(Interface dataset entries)
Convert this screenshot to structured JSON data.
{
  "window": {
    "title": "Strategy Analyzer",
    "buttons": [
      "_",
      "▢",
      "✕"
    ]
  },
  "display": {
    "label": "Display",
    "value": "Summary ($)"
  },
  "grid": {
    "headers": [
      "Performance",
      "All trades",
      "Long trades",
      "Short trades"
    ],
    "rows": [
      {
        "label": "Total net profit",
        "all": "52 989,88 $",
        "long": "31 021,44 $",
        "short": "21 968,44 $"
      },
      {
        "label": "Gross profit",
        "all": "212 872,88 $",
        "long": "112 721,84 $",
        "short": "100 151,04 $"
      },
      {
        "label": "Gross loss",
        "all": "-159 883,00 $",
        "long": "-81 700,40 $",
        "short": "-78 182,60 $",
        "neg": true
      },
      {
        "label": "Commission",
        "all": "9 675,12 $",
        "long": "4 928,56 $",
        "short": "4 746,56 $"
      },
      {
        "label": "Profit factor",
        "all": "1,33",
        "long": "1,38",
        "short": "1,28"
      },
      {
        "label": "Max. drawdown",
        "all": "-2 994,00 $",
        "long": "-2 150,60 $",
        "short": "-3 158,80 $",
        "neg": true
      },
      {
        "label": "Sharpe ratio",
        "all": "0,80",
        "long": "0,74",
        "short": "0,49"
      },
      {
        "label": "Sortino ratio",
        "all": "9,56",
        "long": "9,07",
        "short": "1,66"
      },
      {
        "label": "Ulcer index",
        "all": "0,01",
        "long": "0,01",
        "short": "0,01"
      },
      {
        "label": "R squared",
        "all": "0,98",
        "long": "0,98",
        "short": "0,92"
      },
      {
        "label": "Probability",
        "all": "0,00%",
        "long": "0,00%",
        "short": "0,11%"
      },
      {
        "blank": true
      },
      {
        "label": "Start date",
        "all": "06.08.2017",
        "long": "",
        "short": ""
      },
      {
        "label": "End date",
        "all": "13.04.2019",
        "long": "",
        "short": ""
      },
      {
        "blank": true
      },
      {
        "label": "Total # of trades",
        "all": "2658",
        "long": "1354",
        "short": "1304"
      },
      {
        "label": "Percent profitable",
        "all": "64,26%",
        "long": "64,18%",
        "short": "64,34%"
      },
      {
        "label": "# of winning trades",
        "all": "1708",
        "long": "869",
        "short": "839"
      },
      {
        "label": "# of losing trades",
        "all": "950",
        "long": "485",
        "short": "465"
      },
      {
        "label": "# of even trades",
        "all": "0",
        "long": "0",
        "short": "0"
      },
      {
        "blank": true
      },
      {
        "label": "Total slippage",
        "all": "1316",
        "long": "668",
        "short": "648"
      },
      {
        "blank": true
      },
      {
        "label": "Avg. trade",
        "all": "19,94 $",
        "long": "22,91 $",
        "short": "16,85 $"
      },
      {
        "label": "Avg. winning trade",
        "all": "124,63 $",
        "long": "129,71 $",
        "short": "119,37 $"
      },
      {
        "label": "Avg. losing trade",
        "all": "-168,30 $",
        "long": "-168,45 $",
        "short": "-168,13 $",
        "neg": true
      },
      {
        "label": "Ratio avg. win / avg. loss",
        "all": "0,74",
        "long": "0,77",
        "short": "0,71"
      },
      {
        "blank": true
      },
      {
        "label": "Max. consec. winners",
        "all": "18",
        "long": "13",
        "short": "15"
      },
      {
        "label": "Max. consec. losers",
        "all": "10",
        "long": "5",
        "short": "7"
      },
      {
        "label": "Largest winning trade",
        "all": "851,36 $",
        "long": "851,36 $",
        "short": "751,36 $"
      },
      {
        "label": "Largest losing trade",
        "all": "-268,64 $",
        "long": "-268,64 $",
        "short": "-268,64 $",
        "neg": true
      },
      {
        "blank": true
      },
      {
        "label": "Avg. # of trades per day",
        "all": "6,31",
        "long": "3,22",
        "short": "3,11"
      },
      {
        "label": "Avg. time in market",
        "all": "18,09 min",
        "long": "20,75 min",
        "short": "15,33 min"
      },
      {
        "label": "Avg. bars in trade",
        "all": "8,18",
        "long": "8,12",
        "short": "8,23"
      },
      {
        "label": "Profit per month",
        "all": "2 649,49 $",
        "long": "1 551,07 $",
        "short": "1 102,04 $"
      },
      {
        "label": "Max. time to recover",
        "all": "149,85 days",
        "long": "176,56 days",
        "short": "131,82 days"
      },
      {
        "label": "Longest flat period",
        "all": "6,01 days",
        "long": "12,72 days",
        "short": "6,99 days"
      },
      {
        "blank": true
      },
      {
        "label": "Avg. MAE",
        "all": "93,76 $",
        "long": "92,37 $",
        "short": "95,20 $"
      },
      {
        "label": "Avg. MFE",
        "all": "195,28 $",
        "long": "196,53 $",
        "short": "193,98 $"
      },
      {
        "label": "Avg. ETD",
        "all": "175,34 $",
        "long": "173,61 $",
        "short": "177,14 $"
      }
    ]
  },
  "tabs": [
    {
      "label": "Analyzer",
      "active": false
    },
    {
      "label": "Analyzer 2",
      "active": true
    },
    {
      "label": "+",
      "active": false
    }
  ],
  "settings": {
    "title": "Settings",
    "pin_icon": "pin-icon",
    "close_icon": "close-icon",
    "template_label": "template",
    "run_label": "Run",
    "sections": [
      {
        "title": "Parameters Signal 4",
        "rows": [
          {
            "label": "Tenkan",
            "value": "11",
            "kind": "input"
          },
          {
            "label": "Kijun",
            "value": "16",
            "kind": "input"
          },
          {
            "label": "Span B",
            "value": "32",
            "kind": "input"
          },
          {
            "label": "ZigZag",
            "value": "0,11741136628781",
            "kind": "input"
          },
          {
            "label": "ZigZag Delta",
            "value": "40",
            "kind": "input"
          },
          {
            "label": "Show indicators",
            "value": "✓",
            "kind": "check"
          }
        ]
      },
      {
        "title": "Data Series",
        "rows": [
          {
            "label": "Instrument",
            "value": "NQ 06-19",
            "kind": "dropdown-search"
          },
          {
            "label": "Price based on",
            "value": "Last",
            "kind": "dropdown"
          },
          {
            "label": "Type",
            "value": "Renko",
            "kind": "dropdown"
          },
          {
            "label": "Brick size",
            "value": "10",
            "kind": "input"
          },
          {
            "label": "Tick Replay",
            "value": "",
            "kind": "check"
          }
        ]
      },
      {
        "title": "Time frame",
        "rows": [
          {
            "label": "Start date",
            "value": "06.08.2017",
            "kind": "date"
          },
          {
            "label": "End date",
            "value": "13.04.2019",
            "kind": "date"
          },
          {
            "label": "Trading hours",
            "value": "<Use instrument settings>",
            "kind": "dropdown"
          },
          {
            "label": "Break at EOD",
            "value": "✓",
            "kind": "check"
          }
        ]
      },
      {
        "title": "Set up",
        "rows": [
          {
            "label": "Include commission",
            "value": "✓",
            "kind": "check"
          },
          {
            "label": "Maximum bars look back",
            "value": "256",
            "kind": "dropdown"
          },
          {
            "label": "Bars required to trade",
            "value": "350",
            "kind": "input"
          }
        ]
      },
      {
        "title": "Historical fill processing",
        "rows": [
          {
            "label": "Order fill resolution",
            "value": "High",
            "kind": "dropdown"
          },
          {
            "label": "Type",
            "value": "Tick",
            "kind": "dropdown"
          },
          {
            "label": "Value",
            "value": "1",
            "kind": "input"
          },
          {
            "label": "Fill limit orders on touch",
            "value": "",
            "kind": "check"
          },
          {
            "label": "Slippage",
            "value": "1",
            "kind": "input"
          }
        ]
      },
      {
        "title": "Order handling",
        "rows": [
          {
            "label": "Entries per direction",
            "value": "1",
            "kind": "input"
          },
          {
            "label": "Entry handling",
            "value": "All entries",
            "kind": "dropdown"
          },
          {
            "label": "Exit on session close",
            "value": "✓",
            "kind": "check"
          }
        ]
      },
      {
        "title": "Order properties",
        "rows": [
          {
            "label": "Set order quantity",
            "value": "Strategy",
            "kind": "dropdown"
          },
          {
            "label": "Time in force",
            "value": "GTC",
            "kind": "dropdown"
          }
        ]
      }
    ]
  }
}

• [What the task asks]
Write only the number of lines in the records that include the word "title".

• [Answer box]
9